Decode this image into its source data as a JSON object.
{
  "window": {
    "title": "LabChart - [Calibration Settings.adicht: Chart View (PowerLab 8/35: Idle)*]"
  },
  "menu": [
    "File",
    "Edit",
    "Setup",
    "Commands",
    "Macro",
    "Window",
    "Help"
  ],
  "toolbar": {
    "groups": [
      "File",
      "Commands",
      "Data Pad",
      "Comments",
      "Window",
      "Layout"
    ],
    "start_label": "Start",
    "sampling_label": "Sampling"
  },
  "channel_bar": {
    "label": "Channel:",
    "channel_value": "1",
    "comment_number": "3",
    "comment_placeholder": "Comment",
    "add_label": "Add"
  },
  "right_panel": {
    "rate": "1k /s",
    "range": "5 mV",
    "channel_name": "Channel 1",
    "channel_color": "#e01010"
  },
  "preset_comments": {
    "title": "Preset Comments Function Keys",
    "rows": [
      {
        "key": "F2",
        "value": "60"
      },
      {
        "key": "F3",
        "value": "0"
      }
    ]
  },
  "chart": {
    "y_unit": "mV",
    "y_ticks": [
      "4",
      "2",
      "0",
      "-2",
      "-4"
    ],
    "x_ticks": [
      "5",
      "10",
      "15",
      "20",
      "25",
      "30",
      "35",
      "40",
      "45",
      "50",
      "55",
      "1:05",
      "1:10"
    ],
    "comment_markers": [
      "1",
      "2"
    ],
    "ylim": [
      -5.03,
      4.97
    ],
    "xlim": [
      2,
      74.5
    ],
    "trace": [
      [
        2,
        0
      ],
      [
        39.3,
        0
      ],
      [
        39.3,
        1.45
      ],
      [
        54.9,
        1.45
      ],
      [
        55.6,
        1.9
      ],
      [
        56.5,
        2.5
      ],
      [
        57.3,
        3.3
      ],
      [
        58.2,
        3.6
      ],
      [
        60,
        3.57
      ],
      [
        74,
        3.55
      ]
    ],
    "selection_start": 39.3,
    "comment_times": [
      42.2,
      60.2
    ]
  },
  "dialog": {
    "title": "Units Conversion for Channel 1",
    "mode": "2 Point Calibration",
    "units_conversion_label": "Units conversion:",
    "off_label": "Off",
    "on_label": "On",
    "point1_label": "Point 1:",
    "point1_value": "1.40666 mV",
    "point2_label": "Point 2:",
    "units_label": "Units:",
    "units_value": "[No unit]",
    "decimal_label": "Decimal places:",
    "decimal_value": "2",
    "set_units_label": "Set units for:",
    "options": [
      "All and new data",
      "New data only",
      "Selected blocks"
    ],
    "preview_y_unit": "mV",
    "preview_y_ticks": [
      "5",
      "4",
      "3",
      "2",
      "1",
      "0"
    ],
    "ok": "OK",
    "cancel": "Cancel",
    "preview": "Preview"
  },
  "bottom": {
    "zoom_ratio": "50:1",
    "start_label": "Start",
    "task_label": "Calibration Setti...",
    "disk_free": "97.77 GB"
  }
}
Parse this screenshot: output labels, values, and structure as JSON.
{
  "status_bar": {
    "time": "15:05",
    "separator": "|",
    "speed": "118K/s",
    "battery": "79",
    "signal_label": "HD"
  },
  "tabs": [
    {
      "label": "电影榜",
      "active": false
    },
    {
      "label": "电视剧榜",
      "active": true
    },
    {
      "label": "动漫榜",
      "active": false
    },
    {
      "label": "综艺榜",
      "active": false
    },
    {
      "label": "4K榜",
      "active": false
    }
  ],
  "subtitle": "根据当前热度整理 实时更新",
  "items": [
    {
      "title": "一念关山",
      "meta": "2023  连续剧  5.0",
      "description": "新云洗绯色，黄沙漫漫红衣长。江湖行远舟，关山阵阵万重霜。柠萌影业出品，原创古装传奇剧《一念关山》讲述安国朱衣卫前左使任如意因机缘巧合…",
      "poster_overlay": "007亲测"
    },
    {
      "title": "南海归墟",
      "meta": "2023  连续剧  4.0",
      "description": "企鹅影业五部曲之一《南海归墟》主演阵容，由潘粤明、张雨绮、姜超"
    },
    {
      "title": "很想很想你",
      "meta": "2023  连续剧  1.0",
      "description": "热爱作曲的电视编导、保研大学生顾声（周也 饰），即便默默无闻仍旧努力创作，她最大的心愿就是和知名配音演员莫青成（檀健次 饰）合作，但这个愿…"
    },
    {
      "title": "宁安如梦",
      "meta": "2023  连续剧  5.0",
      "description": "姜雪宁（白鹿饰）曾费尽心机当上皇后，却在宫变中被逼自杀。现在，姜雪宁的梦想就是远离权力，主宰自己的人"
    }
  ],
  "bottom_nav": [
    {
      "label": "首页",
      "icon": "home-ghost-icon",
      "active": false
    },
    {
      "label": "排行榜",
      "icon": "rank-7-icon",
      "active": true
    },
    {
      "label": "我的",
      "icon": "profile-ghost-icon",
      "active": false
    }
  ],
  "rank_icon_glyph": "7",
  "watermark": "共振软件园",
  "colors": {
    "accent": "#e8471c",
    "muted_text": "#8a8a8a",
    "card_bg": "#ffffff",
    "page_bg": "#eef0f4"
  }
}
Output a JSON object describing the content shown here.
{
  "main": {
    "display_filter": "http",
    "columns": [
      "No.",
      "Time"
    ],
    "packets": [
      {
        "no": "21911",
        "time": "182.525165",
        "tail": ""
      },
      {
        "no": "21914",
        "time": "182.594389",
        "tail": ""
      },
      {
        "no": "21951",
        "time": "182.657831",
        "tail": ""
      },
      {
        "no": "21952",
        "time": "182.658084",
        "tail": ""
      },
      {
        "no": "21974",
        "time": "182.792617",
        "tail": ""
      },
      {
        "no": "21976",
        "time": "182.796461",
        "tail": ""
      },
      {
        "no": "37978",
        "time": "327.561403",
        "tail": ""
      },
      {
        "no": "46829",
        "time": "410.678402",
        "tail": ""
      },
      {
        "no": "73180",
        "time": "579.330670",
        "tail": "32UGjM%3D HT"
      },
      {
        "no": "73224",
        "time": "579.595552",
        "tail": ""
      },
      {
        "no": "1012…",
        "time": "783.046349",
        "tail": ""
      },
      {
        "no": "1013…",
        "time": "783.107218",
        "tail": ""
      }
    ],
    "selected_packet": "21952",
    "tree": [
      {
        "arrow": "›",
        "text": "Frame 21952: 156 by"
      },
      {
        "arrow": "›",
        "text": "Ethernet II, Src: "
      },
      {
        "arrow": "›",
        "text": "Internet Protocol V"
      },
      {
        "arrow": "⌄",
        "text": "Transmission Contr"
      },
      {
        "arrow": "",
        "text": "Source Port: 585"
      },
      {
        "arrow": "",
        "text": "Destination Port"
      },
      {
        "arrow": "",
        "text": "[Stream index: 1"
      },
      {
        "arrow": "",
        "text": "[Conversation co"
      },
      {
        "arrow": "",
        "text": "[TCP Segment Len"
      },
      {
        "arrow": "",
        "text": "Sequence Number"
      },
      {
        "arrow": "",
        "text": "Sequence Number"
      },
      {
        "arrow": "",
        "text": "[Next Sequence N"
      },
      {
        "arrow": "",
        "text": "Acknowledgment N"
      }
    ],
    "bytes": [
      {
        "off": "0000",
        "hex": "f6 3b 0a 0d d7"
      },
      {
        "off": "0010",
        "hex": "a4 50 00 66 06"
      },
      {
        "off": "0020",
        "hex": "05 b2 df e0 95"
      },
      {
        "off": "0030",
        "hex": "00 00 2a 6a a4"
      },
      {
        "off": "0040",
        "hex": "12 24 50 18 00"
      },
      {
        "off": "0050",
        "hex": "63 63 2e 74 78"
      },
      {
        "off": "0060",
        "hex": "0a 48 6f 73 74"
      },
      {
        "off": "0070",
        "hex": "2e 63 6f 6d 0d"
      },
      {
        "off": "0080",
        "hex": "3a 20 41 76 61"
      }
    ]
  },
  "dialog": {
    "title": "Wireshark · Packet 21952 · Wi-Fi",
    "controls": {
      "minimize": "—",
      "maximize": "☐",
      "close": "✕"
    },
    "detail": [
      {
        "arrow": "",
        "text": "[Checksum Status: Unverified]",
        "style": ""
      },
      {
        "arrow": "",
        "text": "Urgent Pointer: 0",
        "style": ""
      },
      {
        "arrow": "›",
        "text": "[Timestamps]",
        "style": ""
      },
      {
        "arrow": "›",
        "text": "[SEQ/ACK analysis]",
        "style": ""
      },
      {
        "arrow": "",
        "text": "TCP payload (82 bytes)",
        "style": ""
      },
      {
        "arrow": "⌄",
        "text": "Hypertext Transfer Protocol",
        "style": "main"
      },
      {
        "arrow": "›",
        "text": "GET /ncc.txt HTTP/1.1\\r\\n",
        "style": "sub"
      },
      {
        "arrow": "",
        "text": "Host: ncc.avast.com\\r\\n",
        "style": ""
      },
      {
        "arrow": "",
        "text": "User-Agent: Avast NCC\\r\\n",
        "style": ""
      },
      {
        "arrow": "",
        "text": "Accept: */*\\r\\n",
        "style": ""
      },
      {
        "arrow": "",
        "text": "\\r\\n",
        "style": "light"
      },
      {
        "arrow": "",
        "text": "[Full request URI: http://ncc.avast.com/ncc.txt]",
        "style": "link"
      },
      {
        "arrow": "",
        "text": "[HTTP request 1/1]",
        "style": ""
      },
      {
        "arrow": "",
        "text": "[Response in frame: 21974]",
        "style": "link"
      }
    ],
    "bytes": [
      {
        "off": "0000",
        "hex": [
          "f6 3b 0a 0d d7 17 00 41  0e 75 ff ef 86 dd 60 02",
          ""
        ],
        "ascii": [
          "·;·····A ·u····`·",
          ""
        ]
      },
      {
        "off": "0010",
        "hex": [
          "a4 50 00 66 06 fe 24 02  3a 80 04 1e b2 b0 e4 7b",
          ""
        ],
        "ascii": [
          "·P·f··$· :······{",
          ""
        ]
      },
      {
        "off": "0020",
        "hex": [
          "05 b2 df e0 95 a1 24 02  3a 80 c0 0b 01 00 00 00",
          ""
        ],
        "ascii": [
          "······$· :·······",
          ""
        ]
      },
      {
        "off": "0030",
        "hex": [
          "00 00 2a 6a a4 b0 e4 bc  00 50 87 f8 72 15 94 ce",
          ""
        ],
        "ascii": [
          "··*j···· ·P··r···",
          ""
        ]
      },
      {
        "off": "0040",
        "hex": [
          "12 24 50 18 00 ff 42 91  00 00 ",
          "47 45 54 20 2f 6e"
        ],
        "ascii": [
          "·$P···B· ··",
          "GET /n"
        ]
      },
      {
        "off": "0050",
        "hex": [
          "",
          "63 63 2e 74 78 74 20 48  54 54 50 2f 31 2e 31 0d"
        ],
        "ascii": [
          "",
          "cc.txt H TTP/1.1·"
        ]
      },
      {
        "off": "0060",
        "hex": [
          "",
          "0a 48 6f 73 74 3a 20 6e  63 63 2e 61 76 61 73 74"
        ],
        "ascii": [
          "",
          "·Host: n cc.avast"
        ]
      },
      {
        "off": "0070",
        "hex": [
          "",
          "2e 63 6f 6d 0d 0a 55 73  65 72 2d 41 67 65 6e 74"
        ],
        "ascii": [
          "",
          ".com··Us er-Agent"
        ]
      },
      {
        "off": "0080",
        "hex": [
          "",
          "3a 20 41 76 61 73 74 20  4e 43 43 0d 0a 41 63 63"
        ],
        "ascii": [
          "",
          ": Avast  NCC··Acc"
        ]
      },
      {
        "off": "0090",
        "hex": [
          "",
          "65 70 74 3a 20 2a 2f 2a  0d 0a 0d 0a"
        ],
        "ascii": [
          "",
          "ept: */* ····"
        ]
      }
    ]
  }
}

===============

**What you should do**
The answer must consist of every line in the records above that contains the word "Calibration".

**Response to this exercise**
    "title": "LabChart - [Calibration Settings.adicht: Chart View (PowerLab 8/35: Idle)*]"
    "mode": "2 Point Calibration",
    "task_label": "Calibration Setti...",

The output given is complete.